Cat DNA helps to convict a killer
By RAPHAEL SATTER
LONDON — Fingerprints are not the only thing that killers can leave behind — add cat hair to that list.
A British university said Wednesday that its DNA database of British felines helped convict a man of manslaughter, illustrating how the genetic material of pets can be used by crime scene investigators.
“This is the first time cat DNA has been used in a criminal trial in the U.K.,” said Jon Wetton from the University of Leicester.
In the latest case in Britain, investigators identified the cat hair discovered around the dismembered torso of David Guy, 30, who was found hidden in a trash bag on a British beach in July 2012. Detectives matched the hair to a cat belonging to the man’s friend, David Hilder, but because the genetic material was mitochondrial DNA — which can be shared among large number of animals — the strength of the match couldn’t be known.
That’s where the cat DNA database came in.
Wetton — who had previously helped to set up a similar database for dogs — worked with doctoral student Barbara Ottolini to create a repository of cat DNA for the Hilder case. They gathered samples of mitochondrial DNA from 152 felines across England over a six-week period.
“Only three of the samples obtained matched the hairs from the crime scene,” Wetton said, suggesting that while the match wasn’t perfect, it was still a pretty good indication the hairs on the torso came from Hilder’s cat.
“No one’s going to be convicted on this alone, but if it’s helping to reinforce other sorts of evidence then you can paint a picture in the jury’s mind,” Wetton said.
In this case there was a host of additional evidence — including traces of Guy’s blood discovered at Hilder’s residence in Southsea, in southern England — and it was enough to secure the 47-year-old’s conviction.
On July 30, Hilder was sentenced to life in prison with a minimum of 12 years before he is eligible for parole.
Authorities said in statements after the trial that Hilder and Guy’s relationship — and the motive for the latter’s killing — remain unclear. The two were neighbors, but prosecutors described their relationship as “love/hate.” They said the violence may have even been spurred by an argument over the cat.
Wetton said he hoped the cat DNA database could serve in future cases.
As for the cat itself — Tinker — police said it was alive and well and living with new owners.
Raphael Satter can be reached at: http://raphae.li/twitter
Rules for posting comments
Comments posted below are from readers.

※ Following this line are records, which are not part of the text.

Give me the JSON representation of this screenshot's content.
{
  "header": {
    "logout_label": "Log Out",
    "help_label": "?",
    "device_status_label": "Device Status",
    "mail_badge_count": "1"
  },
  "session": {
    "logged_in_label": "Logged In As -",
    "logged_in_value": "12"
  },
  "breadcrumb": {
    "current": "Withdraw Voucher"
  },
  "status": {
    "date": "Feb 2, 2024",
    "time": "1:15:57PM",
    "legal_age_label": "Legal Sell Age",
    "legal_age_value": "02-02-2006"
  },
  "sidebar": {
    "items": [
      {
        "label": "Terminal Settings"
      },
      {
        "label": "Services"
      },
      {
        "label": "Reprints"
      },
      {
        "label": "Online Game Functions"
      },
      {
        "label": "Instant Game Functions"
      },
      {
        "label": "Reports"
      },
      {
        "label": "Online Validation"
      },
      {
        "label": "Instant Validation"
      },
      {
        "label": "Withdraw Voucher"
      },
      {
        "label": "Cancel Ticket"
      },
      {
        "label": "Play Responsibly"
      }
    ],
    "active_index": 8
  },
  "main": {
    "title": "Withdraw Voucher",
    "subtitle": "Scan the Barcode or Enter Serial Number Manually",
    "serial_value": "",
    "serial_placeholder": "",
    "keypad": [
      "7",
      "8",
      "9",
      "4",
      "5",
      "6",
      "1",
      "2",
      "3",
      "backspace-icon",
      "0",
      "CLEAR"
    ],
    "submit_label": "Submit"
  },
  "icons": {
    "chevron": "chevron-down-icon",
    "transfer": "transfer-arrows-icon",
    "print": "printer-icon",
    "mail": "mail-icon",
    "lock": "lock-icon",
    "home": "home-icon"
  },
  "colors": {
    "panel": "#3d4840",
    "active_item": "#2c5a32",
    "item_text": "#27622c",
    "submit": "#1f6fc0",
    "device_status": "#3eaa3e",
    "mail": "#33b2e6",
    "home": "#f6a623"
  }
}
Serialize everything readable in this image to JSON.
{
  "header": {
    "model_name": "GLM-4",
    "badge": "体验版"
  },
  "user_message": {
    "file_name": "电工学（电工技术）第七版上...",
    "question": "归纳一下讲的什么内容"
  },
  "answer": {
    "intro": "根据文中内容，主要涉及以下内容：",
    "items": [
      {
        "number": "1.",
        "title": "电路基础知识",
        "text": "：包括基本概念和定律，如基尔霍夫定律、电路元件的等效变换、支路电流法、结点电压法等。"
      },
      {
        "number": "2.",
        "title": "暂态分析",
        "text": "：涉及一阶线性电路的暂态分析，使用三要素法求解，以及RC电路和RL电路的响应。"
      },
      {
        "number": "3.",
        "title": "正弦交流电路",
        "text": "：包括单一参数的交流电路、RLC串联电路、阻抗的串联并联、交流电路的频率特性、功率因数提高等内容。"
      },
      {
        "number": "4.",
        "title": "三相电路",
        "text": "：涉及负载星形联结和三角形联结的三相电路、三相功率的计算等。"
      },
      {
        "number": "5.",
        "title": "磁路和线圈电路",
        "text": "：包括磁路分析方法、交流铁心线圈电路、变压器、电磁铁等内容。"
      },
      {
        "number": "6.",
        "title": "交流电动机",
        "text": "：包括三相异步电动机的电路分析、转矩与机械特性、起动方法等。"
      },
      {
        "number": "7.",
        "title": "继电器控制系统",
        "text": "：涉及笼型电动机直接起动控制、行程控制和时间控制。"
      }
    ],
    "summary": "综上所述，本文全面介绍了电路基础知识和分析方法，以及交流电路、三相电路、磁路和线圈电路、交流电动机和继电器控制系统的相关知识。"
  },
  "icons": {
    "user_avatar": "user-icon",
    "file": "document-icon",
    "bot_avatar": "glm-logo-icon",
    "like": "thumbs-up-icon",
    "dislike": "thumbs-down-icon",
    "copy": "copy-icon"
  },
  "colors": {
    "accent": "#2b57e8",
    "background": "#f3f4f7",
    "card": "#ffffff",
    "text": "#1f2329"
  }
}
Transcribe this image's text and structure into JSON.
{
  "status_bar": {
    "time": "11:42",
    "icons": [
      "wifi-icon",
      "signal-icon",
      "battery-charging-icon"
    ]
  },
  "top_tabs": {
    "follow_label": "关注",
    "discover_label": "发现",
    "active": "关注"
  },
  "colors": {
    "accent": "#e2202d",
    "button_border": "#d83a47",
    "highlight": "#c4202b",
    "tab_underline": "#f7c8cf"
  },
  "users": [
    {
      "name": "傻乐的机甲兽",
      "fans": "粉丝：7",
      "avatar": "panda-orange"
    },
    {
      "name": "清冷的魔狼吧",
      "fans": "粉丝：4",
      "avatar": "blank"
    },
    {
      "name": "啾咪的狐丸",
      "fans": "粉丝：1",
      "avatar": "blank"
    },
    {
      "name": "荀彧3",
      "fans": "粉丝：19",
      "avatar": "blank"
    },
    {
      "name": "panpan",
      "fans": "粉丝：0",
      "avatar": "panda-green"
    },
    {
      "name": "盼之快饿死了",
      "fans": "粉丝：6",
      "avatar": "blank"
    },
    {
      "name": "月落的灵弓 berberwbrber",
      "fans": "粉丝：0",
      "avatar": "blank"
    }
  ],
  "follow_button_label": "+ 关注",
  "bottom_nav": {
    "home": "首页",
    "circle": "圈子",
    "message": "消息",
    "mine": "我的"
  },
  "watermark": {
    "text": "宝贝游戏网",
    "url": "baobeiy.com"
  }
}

In no way do they represent the view of Oahu Publishing Inc. or this newspaper. This is a public forum.
Comments may be monitored for inappropriate content but the newspaper is under no obligation to do so. Comment posters are solely responsible under the Communications Decency Act for comments posted on this Web site. Oahu Publishing Inc. is not liable for messages from third parties.
IP and email addresses of persons who post are not treated as confidential records and will be disclosed in response to valid legal process.
Do not post:
- Potentially libelous statements or damaging innuendo.
- Obscene, explicit, or racist language.
- Copyrighted materials of any sort without the express permission of the copyright holder.
- Personal attacks, insults or threats.
- The use of another person's real name to disguise your identity.
- Comments unrelated to the story.
If you believe that a commenter has not followed these guidelines, please click the FLAG icon below the comment.